San Francisco Ballet in Forsythe’s Blake Works I // © Erik Tomasson

The spirit of “Blake Works” is cheerful with a great sense of playfulness about it. Rarely have I seen the company appreciate its tasks so clearly. But there is nothing spontaneous in this “rom”. The work is very structured with, for example, different sets, perhaps competing for space, but stacked on top of each other like layers on a cake. The changes are so rapid that the eye can hardly follow. Verticality and speed dominated. Bras – these distinguished classical ballet port de bras have their own moment of shooting, curling and bending with thrusts.

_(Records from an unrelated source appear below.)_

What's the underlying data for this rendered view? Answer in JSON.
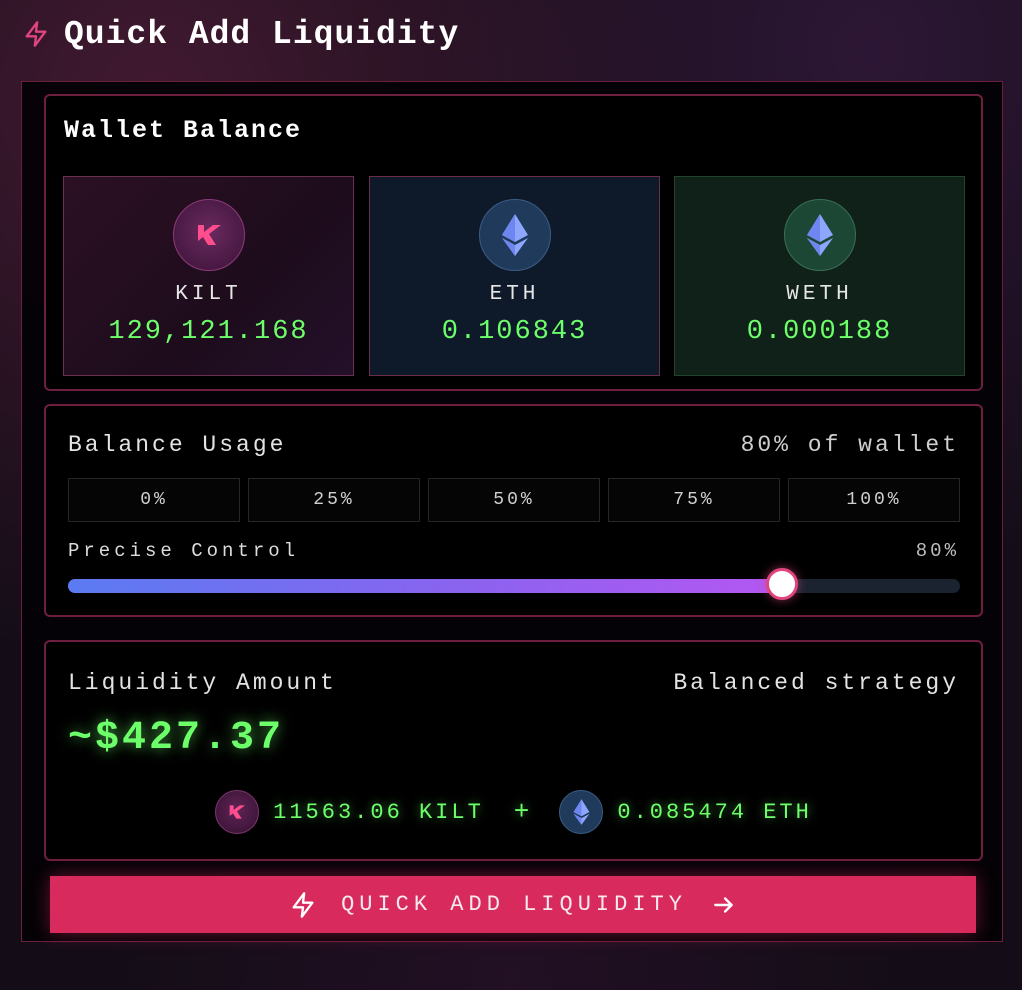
{
  "header": {
    "title": "Quick Add Liquidity",
    "icon": "lightning-bolt-icon"
  },
  "wallet": {
    "title": "Wallet Balance",
    "tokens": [
      {
        "symbol": "KILT",
        "balance": "129,121.168",
        "icon": "kilt-logo-icon"
      },
      {
        "symbol": "ETH",
        "balance": "0.106843",
        "icon": "ethereum-icon"
      },
      {
        "symbol": "WETH",
        "balance": "0.000188",
        "icon": "ethereum-icon"
      }
    ]
  },
  "usage": {
    "label": "Balance Usage",
    "value_text": "80% of wallet",
    "presets": [
      "0%",
      "25%",
      "50%",
      "75%",
      "100%"
    ],
    "precise_label": "Precise Control",
    "precise_value": "80%",
    "slider_fraction": 0.8
  },
  "liquidity": {
    "label": "Liquidity Amount",
    "strategy": "Balanced strategy",
    "amount": "~$427.37",
    "kilt_amount": "11563.06 KILT",
    "plus": "+",
    "eth_amount": "0.085474 ETH"
  },
  "cta": {
    "label": "QUICK ADD LIQUIDITY"
  },
  "colors": {
    "accent": "#d92a5e",
    "value_green": "#6dff6a",
    "panel_border": "#6e1f3e"
  }
}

In the opening moments, arms at shoulder level stretched into a collapsing wall in fluttering hips and teasing shoulders. Sasha De Sola and Rowe initially retired from the set. For the finale, a smiling De Sola gave us an evaluation of this delicious gift. Stepping out of the group, she casually descended. Her body said it all, “What fun was that.”

Program II opens with a tribute to ballet. Traditionally, the pas de deux, always a male-female duet, is the culmination of classical ballet. A complex and demanding choreography celebrates a romantic relationship, sometimes a marriage. With his non-narrative “Caprice” from 2014, set to a symphonic work by Camille Saint-Saens, Tómasson lovingly made the pas de deux the subject of his choreography.

Yuan Yuan Tan and Luke Ingham in Caprice by Tomasson // © Erik Tomasson

Angelo Greco first teamed up the Misa Kuranaga fleet in a series of rapid lifts and dynamic turns, until suddenly he slid it across the ground like ice. A small body in the background doubled this duet as if to pay homage to the dancers. The second movement couldn’t have been more different. Luke Ingham teamed up with the singular Yuan Yuan Tan, who joined the company in 1995 and is still a wonder to behold, as she opened, stretched and folded her remarkable limbs, going beyond what seemed reasonable.

No wonder Tómasson gave Ingham three other men (Hansuke Yamamoto, Steven Morse and Henry Sidford) to develop Tan’s lyrical potential. The third movement brought the two couples together, emphasizing the similarities and differences of Tan and Kuranaga. The concept of this ballet may have been simple, but the clarity and musicality with which Tomasson produced it made it a gem of neo-classical dance.

San Francisco Ballet in Robbins’ In the Night // © Erik Tomasson

Program II also featured “In the Night”, which has to be one of Robbins’ most popular works. Against a backdrop of starry skies and Chopin’s nocturnes, three couples explore their relationship. They have stories to tell, not really explained, but certainly suggesting experiencing love in some way. Mathilde Froustey and Benjamin Freemantle are young people caught up in a whirlwind relationship that takes them in and out of each other’s arms. The lifts of Fremantle and the whipping turns of Froustey seem to run away on their own. As they walk, both seem caught in a dream.

The stiff-necked formality with which Jennifer Stahl and Tiit Helimets walk around speaks of familiarity but not closeness. Maybe their relationship has hardened, but habit is the chain that binds them together. An even more painful relationship was that between a furious Sarah Van Patten and patiently suffering Ulrik Birkkjaern. They cling to each other and achieve a physical proximity that borders on violence. But both leave the scene arm in arm. Robbins adds an almost cynical finale when the partners return and exchange pleasantries. It made you wonder what Robbins thought about social relationships.